EXTRACTED DATA:
------------------------------------
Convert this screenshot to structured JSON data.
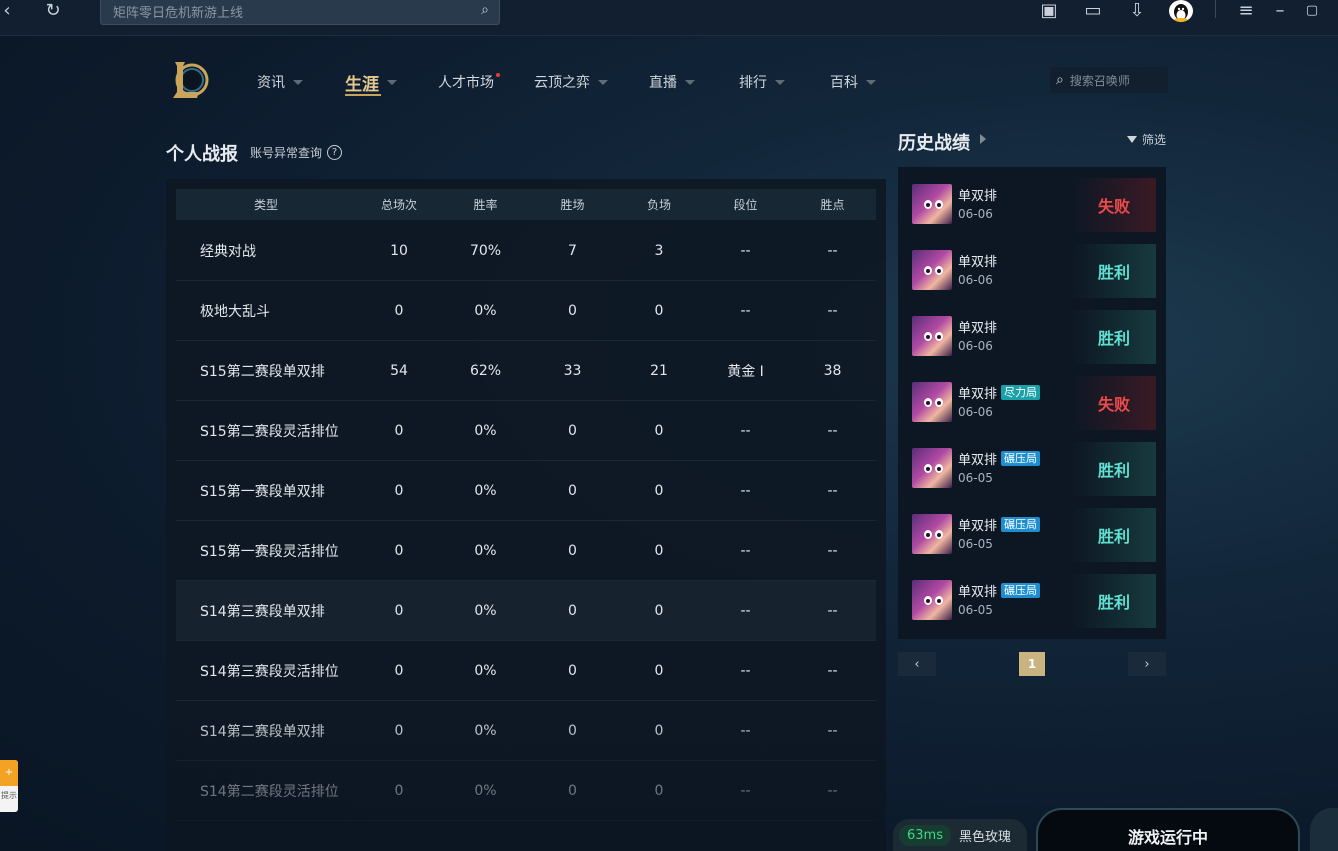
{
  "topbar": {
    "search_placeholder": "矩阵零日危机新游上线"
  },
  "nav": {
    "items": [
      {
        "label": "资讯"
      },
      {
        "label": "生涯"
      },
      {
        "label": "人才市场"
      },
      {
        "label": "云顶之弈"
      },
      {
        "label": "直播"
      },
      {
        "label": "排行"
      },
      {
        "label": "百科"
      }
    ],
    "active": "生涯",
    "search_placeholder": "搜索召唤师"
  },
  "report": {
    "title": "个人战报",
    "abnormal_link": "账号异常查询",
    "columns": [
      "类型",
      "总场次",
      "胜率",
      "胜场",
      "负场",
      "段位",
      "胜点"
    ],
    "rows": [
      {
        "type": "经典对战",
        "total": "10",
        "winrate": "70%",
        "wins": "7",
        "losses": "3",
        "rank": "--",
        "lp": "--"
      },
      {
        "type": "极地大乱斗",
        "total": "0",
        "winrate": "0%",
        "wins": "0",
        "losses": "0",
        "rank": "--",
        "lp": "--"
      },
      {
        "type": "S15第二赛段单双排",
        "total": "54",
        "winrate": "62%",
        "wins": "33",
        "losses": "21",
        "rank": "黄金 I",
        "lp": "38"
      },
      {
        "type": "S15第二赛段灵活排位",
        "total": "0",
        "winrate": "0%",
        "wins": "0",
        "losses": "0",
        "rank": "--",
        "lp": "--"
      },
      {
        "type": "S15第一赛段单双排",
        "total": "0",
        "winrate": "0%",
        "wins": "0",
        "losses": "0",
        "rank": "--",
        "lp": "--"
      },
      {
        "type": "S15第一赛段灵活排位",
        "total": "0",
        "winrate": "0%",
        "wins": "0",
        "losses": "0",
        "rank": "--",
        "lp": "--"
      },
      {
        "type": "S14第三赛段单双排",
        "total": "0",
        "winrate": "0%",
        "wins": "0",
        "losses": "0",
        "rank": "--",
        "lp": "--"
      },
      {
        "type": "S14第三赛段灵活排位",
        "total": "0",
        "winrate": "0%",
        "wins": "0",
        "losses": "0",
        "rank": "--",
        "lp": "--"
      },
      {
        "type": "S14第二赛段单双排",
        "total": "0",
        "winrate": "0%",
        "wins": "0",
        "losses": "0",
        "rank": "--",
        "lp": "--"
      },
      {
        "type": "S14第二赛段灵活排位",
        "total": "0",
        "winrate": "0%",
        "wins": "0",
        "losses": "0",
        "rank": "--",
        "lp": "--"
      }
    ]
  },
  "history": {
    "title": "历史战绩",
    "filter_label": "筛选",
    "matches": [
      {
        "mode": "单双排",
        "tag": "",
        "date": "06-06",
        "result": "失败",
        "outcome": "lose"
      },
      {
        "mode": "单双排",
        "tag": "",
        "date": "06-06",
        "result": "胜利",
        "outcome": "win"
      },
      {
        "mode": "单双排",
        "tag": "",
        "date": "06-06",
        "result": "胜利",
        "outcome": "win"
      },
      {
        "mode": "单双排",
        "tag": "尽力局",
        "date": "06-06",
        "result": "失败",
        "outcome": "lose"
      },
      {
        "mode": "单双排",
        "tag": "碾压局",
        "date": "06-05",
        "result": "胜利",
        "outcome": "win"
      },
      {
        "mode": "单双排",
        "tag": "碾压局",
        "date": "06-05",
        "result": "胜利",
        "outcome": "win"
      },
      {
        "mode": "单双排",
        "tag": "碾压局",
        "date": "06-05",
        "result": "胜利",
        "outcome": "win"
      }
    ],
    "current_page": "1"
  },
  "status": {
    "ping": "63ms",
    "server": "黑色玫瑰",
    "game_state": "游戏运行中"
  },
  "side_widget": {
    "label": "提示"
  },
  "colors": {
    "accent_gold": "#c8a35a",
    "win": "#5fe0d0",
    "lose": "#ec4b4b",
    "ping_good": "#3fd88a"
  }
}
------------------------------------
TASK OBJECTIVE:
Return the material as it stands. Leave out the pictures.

TASK SOLUTION:
Convert this screenshot to structured JSON data.
{
  "topbar": {
    "search_placeholder": "矩阵零日危机新游上线"
  },
  "nav": {
    "items": [
      {
        "label": "资讯"
      },
      {
        "label": "生涯"
      },
      {
        "label": "人才市场"
      },
      {
        "label": "云顶之弈"
      },
      {
        "label": "直播"
      },
      {
        "label": "排行"
      },
      {
        "label": "百科"
      }
    ],
    "active": "生涯",
    "search_placeholder": "搜索召唤师"
  },
  "report": {
    "title": "个人战报",
    "abnormal_link": "账号异常查询",
    "columns": [
      "类型",
      "总场次",
      "胜率",
      "胜场",
      "负场",
      "段位",
      "胜点"
    ],
    "rows": [
      {
        "type": "经典对战",
        "total": "10",
        "winrate": "70%",
        "wins": "7",
        "losses": "3",
        "rank": "--",
        "lp": "--"
      },
      {
        "type": "极地大乱斗",
        "total": "0",
        "winrate": "0%",
        "wins": "0",
        "losses": "0",
        "rank": "--",
        "lp": "--"
      },
      {
        "type": "S15第二赛段单双排",
        "total": "54",
        "winrate": "62%",
        "wins": "33",
        "losses": "21",
        "rank": "黄金 I",
        "lp": "38"
      },
      {
        "type": "S15第二赛段灵活排位",
        "total": "0",
        "winrate": "0%",
        "wins": "0",
        "losses": "0",
        "rank": "--",
        "lp": "--"
      },
      {
        "type": "S15第一赛段单双排",
        "total": "0",
        "winrate": "0%",
        "wins": "0",
        "losses": "0",
        "rank": "--",
        "lp": "--"
      },
      {
        "type": "S15第一赛段灵活排位",
        "total": "0",
        "winrate": "0%",
        "wins": "0",
        "losses": "0",
        "rank": "--",
        "lp": "--"
      },
      {
        "type": "S14第三赛段单双排",
        "total": "0",
        "winrate": "0%",
        "wins": "0",
        "losses": "0",
        "rank": "--",
        "lp": "--"
      },
      {
        "type": "S14第三赛段灵活排位",
        "total": "0",
        "winrate": "0%",
        "wins": "0",
        "losses": "0",
        "rank": "--",
        "lp": "--"
      },
      {
        "type": "S14第二赛段单双排",
        "total": "0",
        "winrate": "0%",
        "wins": "0",
        "losses": "0",
        "rank": "--",
        "lp": "--"
      },
      {
        "type": "S14第二赛段灵活排位",
        "total": "0",
        "winrate": "0%",
        "wins": "0",
        "losses": "0",
        "rank": "--",
        "lp": "--"
      }
    ]
  },
  "history": {
    "title": "历史战绩",
    "filter_label": "筛选",
    "matches": [
      {
        "mode": "单双排",
        "tag": "",
        "date": "06-06",
        "result": "失败",
        "outcome": "lose"
      },
      {
        "mode": "单双排",
        "tag": "",
        "date": "06-06",
        "result": "胜利",
        "outcome": "win"
      },
      {
        "mode": "单双排",
        "tag": "",
        "date": "06-06",
        "result": "胜利",
        "outcome": "win"
      },
      {
        "mode": "单双排",
        "tag": "尽力局",
        "date": "06-06",
        "result": "失败",
        "outcome": "lose"
      },
      {
        "mode": "单双排",
        "tag": "碾压局",
        "date": "06-05",
        "result": "胜利",
        "outcome": "win"
      },
      {
        "mode": "单双排",
        "tag": "碾压局",
        "date": "06-05",
        "result": "胜利",
        "outcome": "win"
      },
      {
        "mode": "单双排",
        "tag": "碾压局",
        "date": "06-05",
        "result": "胜利",
        "outcome": "win"
      }
    ],
    "current_page": "1"
  },
  "status": {
    "ping": "63ms",
    "server": "黑色玫瑰",
    "game_state": "游戏运行中"
  },
  "side_widget": {
    "label": "提示"
  },
  "colors": {
    "accent_gold": "#c8a35a",
    "win": "#5fe0d0",
    "lose": "#ec4b4b",
    "ping_good": "#3fd88a"
  }
}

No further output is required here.